Worldwide, some 44,000 storms occur every day, bombarding land and sea with about 9 million lightning strikes. A typical lightning strike has a peak current of between 5kA and 150kA (30kA is the average), which can cause extensive damage including risk of fire at the strike point.
The risk of a direct lightning strike to a structure can be statistically evaluated using ground flash density maps that show the number of ground strikes expected per square kilometer per year. The apparent area of the structure is calculated to assess the likely number of strikes. A taller structure is a more “attractive” target for lightning, therefore its “apparent” area is larger than a lower height building.
Metallic structures, such as silos, inherently provide a good electrical path for conducting lightning energy to ground. Concrete and other non-metallic structures (e.g. grain silos) should utilize lightning down-conductors to provide a controlled route to ground, rather than the signal circuit becoming an inadvertent path. A low impedance grounding system for the down-conductors will reduce ground potential rise problems and will be discussed later.

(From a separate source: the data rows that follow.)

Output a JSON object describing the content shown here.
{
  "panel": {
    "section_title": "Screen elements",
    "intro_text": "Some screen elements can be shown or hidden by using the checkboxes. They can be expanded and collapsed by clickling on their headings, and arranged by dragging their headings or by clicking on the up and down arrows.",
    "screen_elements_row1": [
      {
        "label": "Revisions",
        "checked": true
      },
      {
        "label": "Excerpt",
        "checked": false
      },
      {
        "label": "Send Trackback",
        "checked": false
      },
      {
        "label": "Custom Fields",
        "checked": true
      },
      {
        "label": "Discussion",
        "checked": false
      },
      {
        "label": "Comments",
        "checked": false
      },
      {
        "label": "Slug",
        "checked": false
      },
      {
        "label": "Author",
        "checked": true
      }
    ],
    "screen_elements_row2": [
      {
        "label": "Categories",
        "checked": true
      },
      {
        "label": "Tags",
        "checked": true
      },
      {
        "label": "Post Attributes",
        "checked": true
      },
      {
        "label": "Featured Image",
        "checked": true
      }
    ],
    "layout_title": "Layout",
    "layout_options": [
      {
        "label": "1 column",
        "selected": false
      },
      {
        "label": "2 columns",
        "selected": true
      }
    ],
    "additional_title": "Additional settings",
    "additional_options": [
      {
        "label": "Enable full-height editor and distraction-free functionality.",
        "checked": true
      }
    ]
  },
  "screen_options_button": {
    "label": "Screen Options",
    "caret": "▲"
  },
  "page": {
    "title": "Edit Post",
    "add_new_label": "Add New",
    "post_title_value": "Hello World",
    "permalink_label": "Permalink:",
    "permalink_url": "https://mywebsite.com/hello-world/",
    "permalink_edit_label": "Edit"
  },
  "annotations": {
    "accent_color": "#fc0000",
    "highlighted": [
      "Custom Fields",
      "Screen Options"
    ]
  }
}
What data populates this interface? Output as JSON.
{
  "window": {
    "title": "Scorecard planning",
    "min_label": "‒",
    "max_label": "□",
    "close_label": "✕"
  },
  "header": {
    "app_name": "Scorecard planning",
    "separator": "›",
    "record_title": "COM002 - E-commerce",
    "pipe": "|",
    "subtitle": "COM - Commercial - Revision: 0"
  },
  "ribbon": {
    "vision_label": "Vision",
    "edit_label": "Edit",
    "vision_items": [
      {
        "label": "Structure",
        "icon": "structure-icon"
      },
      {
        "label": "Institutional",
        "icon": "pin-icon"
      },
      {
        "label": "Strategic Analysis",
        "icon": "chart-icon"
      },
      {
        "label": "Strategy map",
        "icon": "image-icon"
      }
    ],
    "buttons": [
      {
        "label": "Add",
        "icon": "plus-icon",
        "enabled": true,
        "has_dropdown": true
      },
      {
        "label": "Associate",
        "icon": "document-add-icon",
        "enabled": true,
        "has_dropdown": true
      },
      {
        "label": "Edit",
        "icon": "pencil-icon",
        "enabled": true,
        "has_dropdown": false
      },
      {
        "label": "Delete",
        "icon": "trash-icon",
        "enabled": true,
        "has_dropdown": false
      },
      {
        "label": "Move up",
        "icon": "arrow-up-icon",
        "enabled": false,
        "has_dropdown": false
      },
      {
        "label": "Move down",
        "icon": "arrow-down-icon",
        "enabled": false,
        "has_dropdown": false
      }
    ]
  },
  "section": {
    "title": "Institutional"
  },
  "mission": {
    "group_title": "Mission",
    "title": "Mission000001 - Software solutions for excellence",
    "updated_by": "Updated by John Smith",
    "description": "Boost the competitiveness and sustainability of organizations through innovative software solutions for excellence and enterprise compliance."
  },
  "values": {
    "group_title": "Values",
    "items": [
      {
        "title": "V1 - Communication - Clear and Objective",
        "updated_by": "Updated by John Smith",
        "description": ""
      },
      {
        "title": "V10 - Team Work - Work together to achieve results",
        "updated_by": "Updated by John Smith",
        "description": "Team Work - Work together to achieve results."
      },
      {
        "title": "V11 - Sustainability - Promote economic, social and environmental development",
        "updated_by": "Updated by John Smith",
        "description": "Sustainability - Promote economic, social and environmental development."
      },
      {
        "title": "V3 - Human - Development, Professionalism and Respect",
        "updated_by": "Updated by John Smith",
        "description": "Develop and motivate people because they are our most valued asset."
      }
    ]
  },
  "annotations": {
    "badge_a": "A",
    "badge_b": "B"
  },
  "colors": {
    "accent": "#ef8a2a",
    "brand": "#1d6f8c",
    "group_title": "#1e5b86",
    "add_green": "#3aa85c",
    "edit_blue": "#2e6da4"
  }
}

The large metal platforms of vehicle weighing systems are also often lightning targets. For critical systems, a part of the successful protection approach is to install a lightning protection terminal mounted on a nearby taller object to draw the lightning away. This “protection-by-isolation” may utilize an existing light pole or purpose installed mast system.